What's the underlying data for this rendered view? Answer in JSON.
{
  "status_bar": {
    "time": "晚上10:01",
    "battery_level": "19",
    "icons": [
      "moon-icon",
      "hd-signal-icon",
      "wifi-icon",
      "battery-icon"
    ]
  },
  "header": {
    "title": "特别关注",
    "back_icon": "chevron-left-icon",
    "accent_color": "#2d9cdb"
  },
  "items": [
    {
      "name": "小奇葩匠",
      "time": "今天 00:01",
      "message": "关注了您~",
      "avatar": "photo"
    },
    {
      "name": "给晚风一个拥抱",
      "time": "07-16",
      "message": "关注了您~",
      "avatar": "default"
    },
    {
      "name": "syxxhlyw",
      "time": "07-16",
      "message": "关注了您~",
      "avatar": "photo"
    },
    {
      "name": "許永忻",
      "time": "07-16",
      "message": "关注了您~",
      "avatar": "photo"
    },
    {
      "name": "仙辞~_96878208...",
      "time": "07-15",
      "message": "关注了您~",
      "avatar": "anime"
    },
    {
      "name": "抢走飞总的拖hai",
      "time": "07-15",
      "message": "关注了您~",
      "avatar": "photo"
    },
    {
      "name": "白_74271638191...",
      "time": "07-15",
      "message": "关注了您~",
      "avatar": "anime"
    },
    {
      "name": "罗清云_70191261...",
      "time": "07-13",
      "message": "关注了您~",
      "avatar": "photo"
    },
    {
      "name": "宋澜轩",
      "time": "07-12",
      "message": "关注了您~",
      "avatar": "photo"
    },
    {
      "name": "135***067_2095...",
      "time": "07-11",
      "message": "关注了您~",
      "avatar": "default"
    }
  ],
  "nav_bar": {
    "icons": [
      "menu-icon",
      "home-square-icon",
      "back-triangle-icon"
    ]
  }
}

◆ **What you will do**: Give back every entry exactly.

◆ **Result below**:
What's the underlying data for this rendered view? Answer in JSON.
{
  "status_bar": {
    "time": "晚上10:01",
    "battery_level": "19",
    "icons": [
      "moon-icon",
      "hd-signal-icon",
      "wifi-icon",
      "battery-icon"
    ]
  },
  "header": {
    "title": "特别关注",
    "back_icon": "chevron-left-icon",
    "accent_color": "#2d9cdb"
  },
  "items": [
    {
      "name": "小奇葩匠",
      "time": "今天 00:01",
      "message": "关注了您~",
      "avatar": "photo"
    },
    {
      "name": "给晚风一个拥抱",
      "time": "07-16",
      "message": "关注了您~",
      "avatar": "default"
    },
    {
      "name": "syxxhlyw",
      "time": "07-16",
      "message": "关注了您~",
      "avatar": "photo"
    },
    {
      "name": "許永忻",
      "time": "07-16",
      "message": "关注了您~",
      "avatar": "photo"
    },
    {
      "name": "仙辞~_96878208...",
      "time": "07-15",
      "message": "关注了您~",
      "avatar": "anime"
    },
    {
      "name": "抢走飞总的拖hai",
      "time": "07-15",
      "message": "关注了您~",
      "avatar": "photo"
    },
    {
      "name": "白_74271638191...",
      "time": "07-15",
      "message": "关注了您~",
      "avatar": "anime"
    },
    {
      "name": "罗清云_70191261...",
      "time": "07-13",
      "message": "关注了您~",
      "avatar": "photo"
    },
    {
      "name": "宋澜轩",
      "time": "07-12",
      "message": "关注了您~",
      "avatar": "photo"
    },
    {
      "name": "135***067_2095...",
      "time": "07-11",
      "message": "关注了您~",
      "avatar": "default"
    }
  ],
  "nav_bar": {
    "icons": [
      "menu-icon",
      "home-square-icon",
      "back-triangle-icon"
    ]
  }
}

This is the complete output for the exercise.